* Information shown:
_ _ _
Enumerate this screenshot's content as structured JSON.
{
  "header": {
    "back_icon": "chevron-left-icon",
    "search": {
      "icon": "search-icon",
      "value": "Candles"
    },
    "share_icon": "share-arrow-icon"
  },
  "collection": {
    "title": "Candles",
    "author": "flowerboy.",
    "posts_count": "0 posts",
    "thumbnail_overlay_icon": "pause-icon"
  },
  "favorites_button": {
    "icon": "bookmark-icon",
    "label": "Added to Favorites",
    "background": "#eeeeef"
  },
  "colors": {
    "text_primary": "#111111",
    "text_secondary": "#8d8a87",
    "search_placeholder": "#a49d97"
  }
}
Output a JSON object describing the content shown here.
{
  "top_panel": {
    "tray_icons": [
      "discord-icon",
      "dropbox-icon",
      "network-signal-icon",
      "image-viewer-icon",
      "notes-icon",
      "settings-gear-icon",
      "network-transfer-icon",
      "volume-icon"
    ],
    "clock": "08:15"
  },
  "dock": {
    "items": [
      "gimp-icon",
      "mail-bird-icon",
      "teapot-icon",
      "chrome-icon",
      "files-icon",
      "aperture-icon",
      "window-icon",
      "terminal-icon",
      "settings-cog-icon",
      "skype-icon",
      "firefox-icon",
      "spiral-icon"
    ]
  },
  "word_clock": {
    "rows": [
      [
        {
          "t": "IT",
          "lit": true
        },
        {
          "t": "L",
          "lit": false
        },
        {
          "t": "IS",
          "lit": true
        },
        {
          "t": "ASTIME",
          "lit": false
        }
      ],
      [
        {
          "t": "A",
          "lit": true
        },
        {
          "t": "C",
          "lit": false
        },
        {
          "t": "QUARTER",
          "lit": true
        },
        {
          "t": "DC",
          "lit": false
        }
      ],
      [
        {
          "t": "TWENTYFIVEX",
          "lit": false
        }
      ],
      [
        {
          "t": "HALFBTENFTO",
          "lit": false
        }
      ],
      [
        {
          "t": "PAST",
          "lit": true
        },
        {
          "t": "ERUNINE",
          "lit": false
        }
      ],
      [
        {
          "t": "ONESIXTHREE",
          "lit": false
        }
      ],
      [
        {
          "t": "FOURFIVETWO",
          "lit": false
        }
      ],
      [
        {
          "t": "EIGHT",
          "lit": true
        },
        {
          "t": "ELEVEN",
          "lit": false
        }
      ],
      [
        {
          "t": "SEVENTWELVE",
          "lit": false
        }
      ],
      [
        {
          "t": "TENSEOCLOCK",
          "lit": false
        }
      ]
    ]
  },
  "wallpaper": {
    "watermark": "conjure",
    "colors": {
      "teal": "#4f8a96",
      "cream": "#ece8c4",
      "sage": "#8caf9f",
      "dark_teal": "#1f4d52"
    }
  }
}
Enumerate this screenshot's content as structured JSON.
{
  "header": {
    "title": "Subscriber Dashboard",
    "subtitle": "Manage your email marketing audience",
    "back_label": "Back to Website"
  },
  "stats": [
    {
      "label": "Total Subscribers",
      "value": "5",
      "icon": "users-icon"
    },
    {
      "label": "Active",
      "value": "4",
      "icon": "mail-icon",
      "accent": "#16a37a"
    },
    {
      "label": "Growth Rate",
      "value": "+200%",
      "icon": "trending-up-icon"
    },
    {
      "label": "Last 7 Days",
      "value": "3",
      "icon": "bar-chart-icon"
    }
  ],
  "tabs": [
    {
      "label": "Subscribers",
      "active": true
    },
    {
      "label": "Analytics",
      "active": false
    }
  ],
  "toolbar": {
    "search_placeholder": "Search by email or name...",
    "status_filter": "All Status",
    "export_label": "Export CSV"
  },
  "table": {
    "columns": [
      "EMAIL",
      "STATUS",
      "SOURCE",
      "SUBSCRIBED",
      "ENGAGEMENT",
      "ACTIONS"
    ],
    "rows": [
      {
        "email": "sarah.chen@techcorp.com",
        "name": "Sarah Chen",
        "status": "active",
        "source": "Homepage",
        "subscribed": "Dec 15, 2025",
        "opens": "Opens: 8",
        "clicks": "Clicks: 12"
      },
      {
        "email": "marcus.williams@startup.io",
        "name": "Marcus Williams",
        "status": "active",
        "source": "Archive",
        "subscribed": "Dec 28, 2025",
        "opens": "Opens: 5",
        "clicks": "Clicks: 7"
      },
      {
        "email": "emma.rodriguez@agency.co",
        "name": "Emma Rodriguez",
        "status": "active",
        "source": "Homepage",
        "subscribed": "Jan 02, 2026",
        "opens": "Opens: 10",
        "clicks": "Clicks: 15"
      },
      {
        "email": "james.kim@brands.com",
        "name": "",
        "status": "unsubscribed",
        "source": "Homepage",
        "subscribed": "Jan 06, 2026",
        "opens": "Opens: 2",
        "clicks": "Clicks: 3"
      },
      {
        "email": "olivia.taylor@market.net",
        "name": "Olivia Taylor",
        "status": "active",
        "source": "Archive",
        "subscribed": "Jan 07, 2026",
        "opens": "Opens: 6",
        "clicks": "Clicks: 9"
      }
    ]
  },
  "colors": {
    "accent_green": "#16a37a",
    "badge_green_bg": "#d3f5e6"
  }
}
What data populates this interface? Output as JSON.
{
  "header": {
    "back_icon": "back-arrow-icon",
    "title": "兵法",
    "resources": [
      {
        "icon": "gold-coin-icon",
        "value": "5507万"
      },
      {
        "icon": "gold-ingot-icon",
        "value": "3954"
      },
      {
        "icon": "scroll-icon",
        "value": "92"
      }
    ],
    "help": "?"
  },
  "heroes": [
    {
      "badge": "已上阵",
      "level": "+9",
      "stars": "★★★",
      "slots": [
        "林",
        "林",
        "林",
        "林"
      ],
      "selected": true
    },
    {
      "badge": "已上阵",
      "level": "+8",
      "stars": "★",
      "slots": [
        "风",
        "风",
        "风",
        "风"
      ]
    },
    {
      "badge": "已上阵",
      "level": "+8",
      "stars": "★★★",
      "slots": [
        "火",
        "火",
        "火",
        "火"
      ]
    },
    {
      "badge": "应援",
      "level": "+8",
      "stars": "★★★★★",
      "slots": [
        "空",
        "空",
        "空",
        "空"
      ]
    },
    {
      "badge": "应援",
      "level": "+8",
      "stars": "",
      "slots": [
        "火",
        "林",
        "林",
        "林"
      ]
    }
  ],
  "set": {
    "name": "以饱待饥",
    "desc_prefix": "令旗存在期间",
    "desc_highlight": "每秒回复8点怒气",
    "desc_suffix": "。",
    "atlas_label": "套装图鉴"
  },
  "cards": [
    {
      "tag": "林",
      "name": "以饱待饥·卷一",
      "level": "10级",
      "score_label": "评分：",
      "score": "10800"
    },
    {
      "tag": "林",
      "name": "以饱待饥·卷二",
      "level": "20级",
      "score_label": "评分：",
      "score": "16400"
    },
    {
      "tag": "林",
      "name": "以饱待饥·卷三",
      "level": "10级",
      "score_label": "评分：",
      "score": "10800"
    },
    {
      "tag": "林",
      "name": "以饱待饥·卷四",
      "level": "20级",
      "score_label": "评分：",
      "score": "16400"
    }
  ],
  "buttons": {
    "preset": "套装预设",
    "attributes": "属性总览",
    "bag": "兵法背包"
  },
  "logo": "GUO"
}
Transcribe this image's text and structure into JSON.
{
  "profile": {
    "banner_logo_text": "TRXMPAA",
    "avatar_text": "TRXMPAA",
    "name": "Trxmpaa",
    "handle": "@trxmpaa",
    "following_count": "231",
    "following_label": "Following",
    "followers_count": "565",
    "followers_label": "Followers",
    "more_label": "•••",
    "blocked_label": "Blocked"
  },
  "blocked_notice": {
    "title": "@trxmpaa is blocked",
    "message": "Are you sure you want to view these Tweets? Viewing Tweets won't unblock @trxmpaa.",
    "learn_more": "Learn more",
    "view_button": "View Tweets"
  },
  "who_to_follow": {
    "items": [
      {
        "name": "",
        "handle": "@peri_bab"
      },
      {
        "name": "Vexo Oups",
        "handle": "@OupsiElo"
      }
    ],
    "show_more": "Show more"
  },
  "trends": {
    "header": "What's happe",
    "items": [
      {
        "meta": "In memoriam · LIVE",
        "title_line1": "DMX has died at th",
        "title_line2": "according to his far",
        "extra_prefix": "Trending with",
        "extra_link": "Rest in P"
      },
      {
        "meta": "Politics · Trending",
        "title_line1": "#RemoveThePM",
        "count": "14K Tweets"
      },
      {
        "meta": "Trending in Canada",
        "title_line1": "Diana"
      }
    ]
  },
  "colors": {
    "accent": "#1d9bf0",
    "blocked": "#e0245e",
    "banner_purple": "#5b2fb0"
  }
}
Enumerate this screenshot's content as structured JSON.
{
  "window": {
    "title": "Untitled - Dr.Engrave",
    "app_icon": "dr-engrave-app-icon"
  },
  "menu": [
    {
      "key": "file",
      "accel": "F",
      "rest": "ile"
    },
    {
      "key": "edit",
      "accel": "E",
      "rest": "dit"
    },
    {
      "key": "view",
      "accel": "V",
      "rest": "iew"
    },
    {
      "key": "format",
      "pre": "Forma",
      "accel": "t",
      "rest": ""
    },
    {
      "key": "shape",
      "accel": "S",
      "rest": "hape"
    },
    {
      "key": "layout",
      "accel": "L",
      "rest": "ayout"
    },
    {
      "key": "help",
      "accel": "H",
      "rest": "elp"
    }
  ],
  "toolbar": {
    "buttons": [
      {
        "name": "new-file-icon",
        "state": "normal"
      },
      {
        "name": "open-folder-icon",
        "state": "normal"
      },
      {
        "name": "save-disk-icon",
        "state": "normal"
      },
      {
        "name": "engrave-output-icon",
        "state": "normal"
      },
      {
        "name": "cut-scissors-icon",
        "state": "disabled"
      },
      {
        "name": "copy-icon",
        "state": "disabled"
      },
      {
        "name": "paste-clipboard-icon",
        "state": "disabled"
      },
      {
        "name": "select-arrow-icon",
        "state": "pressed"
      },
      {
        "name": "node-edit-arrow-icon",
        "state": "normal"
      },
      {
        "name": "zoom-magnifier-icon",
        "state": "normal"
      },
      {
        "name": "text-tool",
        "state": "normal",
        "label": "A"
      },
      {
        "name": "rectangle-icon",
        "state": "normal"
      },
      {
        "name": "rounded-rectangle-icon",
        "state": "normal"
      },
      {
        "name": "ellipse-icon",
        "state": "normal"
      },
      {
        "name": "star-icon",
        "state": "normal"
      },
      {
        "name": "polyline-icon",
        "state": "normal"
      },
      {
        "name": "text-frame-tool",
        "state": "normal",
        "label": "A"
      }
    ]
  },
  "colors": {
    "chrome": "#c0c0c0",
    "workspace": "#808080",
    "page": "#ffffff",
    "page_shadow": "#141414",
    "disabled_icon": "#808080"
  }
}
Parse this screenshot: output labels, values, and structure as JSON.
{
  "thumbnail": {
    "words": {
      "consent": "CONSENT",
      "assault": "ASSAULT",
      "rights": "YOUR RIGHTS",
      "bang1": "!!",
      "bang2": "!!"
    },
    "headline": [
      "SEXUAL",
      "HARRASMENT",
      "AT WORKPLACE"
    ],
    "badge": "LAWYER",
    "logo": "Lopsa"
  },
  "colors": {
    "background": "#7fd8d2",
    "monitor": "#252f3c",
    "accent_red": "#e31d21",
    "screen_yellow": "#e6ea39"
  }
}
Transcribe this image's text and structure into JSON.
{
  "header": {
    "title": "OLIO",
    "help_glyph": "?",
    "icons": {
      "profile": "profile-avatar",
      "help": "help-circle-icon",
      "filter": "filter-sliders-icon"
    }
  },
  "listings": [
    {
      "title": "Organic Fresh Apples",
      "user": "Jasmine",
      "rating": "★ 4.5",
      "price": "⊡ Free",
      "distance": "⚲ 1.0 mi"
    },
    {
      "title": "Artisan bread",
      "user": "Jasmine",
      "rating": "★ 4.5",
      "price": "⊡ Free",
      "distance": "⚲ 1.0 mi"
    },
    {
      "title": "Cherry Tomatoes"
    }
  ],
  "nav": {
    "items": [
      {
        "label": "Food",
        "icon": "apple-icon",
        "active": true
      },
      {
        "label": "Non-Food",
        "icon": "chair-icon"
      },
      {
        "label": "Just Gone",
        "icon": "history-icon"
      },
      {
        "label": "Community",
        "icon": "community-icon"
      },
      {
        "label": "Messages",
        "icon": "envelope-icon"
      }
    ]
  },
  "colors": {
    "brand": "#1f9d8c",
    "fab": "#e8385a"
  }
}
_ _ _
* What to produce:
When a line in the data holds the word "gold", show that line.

* Result for this task:
        "icon": "gold-coin-icon",
        "icon": "gold-ingot-icon",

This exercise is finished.